*** RECORD SET Section Begins ***

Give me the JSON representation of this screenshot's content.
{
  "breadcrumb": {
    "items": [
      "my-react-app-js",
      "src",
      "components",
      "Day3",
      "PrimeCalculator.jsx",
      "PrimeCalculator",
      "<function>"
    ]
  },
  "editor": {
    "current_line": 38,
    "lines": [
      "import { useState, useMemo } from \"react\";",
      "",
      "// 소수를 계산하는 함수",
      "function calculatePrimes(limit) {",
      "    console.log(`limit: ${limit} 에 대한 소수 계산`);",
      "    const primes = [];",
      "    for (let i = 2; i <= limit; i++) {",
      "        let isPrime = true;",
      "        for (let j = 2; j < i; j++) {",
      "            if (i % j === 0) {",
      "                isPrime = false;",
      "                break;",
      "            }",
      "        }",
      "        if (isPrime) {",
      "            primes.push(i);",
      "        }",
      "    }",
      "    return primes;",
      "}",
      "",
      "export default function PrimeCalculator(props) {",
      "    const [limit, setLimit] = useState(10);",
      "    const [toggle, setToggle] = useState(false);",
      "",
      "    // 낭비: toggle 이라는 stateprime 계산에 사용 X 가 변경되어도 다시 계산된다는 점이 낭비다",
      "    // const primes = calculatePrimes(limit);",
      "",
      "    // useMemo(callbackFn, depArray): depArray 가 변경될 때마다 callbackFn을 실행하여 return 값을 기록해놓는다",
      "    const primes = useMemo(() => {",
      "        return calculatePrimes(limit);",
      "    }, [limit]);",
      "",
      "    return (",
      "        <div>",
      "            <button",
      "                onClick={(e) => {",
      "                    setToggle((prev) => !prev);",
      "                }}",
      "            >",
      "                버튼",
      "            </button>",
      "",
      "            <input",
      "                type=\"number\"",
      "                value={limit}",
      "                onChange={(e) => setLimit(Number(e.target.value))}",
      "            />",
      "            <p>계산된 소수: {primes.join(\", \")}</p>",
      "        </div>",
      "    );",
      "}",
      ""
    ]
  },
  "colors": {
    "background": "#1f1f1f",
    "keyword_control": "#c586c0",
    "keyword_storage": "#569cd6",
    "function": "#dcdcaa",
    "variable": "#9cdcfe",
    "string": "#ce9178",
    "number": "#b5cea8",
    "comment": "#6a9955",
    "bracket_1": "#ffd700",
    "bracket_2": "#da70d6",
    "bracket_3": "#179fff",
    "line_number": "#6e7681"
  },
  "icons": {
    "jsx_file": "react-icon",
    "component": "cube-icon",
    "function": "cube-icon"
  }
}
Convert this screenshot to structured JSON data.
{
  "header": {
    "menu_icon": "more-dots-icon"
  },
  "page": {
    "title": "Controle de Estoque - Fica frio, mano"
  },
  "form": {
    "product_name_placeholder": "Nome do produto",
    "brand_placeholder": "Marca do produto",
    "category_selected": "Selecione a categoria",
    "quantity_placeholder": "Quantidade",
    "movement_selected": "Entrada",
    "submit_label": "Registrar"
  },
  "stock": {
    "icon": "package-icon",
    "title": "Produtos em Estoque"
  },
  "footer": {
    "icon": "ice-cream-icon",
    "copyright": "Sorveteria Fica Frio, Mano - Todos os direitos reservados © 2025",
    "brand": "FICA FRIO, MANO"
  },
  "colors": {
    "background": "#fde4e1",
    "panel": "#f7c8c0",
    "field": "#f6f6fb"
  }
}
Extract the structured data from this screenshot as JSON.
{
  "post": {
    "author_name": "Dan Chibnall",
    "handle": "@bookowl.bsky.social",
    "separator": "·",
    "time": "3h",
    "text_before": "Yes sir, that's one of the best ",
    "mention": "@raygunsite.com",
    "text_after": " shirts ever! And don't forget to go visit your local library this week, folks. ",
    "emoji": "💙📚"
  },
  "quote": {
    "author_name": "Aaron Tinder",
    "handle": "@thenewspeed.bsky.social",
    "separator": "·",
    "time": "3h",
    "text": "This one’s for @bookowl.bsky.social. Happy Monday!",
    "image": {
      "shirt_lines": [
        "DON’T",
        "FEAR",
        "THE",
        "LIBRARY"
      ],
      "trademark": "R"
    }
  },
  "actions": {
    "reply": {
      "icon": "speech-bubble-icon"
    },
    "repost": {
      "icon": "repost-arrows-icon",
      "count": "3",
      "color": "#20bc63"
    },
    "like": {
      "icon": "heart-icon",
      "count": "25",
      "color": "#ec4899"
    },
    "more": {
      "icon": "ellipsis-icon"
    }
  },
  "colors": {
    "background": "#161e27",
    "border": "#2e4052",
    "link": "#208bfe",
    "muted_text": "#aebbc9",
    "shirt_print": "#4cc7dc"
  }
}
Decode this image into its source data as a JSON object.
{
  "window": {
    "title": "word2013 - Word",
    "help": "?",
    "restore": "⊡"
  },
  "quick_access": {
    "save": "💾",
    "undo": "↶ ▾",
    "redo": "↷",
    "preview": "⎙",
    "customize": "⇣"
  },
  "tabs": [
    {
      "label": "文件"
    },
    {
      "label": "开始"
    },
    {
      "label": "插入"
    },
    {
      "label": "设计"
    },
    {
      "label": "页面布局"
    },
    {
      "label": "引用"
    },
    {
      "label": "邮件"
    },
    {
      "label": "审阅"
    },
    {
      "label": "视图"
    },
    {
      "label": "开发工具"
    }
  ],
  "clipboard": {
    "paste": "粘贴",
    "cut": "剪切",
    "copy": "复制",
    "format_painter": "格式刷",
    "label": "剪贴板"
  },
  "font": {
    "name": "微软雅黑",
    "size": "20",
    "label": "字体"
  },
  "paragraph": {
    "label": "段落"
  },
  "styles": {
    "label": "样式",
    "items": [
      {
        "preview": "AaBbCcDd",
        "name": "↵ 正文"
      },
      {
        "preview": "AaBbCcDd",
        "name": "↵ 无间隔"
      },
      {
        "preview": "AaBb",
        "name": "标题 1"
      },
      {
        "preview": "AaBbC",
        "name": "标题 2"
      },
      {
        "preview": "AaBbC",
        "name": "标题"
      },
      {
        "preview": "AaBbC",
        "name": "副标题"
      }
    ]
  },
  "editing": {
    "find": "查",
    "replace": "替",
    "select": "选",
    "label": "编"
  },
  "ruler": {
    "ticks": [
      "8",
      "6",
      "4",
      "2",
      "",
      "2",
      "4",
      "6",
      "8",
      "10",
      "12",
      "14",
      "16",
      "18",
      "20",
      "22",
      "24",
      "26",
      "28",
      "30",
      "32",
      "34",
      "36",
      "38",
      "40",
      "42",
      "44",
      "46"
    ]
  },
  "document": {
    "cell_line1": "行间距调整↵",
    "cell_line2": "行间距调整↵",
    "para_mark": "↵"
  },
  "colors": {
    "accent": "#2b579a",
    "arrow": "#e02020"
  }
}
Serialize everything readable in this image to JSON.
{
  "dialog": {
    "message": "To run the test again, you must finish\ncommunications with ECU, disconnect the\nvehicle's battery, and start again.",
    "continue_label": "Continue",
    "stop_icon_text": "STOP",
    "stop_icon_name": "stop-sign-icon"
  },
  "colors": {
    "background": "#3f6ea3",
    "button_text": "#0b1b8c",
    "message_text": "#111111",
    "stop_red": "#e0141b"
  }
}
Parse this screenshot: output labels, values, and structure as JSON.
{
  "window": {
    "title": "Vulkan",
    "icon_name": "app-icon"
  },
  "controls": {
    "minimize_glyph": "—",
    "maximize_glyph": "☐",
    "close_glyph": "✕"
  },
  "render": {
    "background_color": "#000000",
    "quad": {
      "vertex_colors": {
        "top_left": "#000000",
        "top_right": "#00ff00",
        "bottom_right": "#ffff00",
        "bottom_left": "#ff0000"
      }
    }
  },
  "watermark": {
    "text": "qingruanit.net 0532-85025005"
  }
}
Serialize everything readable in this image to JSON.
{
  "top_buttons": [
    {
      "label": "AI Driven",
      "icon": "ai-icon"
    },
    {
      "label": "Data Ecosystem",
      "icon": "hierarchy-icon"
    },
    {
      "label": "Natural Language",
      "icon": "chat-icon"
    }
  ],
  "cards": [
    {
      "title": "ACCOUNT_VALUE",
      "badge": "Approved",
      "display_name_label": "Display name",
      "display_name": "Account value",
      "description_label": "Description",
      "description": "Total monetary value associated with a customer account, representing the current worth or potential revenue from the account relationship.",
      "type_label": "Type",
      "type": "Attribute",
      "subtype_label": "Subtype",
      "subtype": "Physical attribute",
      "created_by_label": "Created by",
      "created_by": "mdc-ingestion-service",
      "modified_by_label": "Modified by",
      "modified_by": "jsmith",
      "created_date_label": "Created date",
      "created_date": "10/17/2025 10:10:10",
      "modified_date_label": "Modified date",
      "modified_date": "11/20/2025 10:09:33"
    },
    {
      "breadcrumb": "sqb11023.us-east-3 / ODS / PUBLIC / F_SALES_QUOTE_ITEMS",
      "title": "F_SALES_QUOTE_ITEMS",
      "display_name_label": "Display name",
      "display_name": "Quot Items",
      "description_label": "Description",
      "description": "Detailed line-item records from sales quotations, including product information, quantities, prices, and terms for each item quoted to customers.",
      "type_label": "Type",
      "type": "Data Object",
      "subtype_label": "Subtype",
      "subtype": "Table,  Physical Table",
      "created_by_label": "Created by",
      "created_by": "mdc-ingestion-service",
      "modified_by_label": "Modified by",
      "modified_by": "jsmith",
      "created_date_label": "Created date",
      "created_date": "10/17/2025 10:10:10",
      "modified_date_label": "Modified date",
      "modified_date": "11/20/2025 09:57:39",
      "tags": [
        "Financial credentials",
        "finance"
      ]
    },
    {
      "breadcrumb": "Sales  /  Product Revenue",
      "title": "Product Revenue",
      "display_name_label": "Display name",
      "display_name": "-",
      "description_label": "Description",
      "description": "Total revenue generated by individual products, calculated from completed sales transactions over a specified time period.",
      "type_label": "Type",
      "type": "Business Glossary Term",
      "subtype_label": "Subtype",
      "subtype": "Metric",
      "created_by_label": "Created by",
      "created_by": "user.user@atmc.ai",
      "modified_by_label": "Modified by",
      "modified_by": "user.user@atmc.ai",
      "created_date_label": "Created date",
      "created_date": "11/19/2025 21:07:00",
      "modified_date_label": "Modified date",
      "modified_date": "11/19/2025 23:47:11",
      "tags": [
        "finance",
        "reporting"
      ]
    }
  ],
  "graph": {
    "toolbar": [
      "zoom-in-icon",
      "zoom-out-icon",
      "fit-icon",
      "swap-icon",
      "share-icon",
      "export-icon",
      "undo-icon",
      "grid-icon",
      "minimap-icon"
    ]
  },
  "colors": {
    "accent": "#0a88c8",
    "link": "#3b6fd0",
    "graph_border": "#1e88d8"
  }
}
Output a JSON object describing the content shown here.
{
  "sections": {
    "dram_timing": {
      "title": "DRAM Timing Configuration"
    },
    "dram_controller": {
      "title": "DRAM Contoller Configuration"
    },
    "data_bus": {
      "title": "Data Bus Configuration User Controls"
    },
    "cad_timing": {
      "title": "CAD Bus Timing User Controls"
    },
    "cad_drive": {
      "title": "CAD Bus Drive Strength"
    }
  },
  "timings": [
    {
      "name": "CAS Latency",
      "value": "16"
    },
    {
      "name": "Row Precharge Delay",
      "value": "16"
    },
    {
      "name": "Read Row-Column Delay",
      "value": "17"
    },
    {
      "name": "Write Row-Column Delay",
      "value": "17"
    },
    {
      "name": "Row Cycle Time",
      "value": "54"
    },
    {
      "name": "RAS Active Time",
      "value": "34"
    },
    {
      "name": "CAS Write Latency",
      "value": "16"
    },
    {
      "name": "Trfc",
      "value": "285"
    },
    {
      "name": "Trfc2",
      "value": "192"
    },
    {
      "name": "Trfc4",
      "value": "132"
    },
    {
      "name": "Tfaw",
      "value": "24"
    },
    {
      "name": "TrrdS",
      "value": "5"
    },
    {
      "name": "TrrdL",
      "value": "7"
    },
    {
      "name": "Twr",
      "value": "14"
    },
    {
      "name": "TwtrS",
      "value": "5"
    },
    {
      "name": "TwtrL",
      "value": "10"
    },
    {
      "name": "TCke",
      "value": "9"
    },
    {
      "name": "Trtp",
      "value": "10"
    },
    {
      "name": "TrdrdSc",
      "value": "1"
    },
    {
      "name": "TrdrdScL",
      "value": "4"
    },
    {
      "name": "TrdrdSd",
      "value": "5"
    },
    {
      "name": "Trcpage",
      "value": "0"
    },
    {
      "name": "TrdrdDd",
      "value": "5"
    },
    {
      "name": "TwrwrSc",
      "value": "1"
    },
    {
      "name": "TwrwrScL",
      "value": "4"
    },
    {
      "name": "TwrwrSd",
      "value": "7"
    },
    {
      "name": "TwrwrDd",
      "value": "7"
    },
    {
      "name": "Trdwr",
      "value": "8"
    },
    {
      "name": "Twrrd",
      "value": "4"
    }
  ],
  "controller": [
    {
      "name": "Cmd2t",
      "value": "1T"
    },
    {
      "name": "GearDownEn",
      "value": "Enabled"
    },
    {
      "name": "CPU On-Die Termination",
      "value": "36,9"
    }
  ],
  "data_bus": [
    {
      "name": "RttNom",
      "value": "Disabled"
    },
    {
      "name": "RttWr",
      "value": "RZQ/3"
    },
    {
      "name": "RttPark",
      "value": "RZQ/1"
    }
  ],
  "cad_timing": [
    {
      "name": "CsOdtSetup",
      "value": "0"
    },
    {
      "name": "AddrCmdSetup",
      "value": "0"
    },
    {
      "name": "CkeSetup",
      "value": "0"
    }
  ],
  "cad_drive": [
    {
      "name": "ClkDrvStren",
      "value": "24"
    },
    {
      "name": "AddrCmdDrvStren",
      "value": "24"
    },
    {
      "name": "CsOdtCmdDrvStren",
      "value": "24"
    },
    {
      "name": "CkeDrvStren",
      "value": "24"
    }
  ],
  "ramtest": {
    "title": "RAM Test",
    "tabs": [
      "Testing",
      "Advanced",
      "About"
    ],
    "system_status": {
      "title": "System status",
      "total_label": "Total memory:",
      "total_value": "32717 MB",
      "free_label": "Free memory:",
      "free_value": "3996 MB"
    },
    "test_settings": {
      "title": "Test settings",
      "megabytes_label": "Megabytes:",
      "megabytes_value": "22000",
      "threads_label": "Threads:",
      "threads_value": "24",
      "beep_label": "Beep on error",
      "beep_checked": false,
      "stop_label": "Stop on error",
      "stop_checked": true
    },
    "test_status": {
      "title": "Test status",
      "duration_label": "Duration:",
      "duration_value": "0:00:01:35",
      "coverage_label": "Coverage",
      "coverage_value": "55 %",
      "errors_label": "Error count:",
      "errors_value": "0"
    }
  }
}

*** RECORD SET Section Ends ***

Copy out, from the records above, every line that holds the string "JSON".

Give me the JSON representation of this screenshot's content.
Convert this screenshot to structured JSON data.
Extract the structured data from this screenshot as JSON.
Decode this image into its source data as a JSON object.
Serialize everything readable in this image to JSON.
Parse this screenshot: output labels, values, and structure as JSON.
Serialize everything readable in this image to JSON.
Output a JSON object describing the content shown here.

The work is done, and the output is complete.